## MATERIAL PROVIDED
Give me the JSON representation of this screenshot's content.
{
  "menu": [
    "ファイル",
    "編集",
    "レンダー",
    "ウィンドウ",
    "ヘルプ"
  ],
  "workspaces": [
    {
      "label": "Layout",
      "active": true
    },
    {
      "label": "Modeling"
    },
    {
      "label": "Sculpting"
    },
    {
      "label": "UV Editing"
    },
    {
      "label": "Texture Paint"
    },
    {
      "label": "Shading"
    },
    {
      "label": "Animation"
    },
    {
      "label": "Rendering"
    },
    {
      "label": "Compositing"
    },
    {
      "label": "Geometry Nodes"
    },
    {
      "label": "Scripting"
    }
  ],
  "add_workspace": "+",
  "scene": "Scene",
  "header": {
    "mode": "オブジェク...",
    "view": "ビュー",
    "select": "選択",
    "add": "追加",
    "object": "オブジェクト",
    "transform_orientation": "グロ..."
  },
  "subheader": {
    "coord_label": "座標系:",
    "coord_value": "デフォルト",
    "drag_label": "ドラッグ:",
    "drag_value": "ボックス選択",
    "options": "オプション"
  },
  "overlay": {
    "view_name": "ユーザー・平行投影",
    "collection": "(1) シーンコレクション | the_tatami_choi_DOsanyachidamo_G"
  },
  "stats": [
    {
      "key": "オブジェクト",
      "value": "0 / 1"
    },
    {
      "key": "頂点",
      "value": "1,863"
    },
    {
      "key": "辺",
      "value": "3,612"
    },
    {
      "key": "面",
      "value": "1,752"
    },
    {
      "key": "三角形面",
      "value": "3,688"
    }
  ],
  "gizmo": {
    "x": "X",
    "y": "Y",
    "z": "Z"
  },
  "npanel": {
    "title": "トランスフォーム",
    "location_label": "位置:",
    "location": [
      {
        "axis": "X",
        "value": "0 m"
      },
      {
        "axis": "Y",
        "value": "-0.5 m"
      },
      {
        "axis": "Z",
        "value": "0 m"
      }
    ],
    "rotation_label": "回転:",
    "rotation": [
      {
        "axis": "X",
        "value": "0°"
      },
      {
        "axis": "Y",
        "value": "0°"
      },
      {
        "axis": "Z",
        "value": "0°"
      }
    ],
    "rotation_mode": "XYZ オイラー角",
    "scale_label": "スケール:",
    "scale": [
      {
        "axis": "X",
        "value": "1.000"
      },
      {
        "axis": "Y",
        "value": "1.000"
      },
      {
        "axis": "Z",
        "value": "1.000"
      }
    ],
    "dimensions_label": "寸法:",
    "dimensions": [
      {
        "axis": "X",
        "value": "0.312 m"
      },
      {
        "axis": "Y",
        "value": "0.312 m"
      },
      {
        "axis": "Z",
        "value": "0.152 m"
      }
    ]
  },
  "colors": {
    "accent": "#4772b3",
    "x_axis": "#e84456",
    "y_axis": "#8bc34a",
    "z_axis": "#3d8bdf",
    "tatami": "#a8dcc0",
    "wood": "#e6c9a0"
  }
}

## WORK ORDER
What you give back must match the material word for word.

## FINISHED TASK
Give me the JSON representation of this screenshot's content.
{
  "menu": [
    "ファイル",
    "編集",
    "レンダー",
    "ウィンドウ",
    "ヘルプ"
  ],
  "workspaces": [
    {
      "label": "Layout",
      "active": true
    },
    {
      "label": "Modeling"
    },
    {
      "label": "Sculpting"
    },
    {
      "label": "UV Editing"
    },
    {
      "label": "Texture Paint"
    },
    {
      "label": "Shading"
    },
    {
      "label": "Animation"
    },
    {
      "label": "Rendering"
    },
    {
      "label": "Compositing"
    },
    {
      "label": "Geometry Nodes"
    },
    {
      "label": "Scripting"
    }
  ],
  "add_workspace": "+",
  "scene": "Scene",
  "header": {
    "mode": "オブジェク...",
    "view": "ビュー",
    "select": "選択",
    "add": "追加",
    "object": "オブジェクト",
    "transform_orientation": "グロ..."
  },
  "subheader": {
    "coord_label": "座標系:",
    "coord_value": "デフォルト",
    "drag_label": "ドラッグ:",
    "drag_value": "ボックス選択",
    "options": "オプション"
  },
  "overlay": {
    "view_name": "ユーザー・平行投影",
    "collection": "(1) シーンコレクション | the_tatami_choi_DOsanyachidamo_G"
  },
  "stats": [
    {
      "key": "オブジェクト",
      "value": "0 / 1"
    },
    {
      "key": "頂点",
      "value": "1,863"
    },
    {
      "key": "辺",
      "value": "3,612"
    },
    {
      "key": "面",
      "value": "1,752"
    },
    {
      "key": "三角形面",
      "value": "3,688"
    }
  ],
  "gizmo": {
    "x": "X",
    "y": "Y",
    "z": "Z"
  },
  "npanel": {
    "title": "トランスフォーム",
    "location_label": "位置:",
    "location": [
      {
        "axis": "X",
        "value": "0 m"
      },
      {
        "axis": "Y",
        "value": "-0.5 m"
      },
      {
        "axis": "Z",
        "value": "0 m"
      }
    ],
    "rotation_label": "回転:",
    "rotation": [
      {
        "axis": "X",
        "value": "0°"
      },
      {
        "axis": "Y",
        "value": "0°"
      },
      {
        "axis": "Z",
        "value": "0°"
      }
    ],
    "rotation_mode": "XYZ オイラー角",
    "scale_label": "スケール:",
    "scale": [
      {
        "axis": "X",
        "value": "1.000"
      },
      {
        "axis": "Y",
        "value": "1.000"
      },
      {
        "axis": "Z",
        "value": "1.000"
      }
    ],
    "dimensions_label": "寸法:",
    "dimensions": [
      {
        "axis": "X",
        "value": "0.312 m"
      },
      {
        "axis": "Y",
        "value": "0.312 m"
      },
      {
        "axis": "Z",
        "value": "0.152 m"
      }
    ]
  },
  "colors": {
    "accent": "#4772b3",
    "x_axis": "#e84456",
    "y_axis": "#8bc34a",
    "z_axis": "#3d8bdf",
    "tatami": "#a8dcc0",
    "wood": "#e6c9a0"
  }
}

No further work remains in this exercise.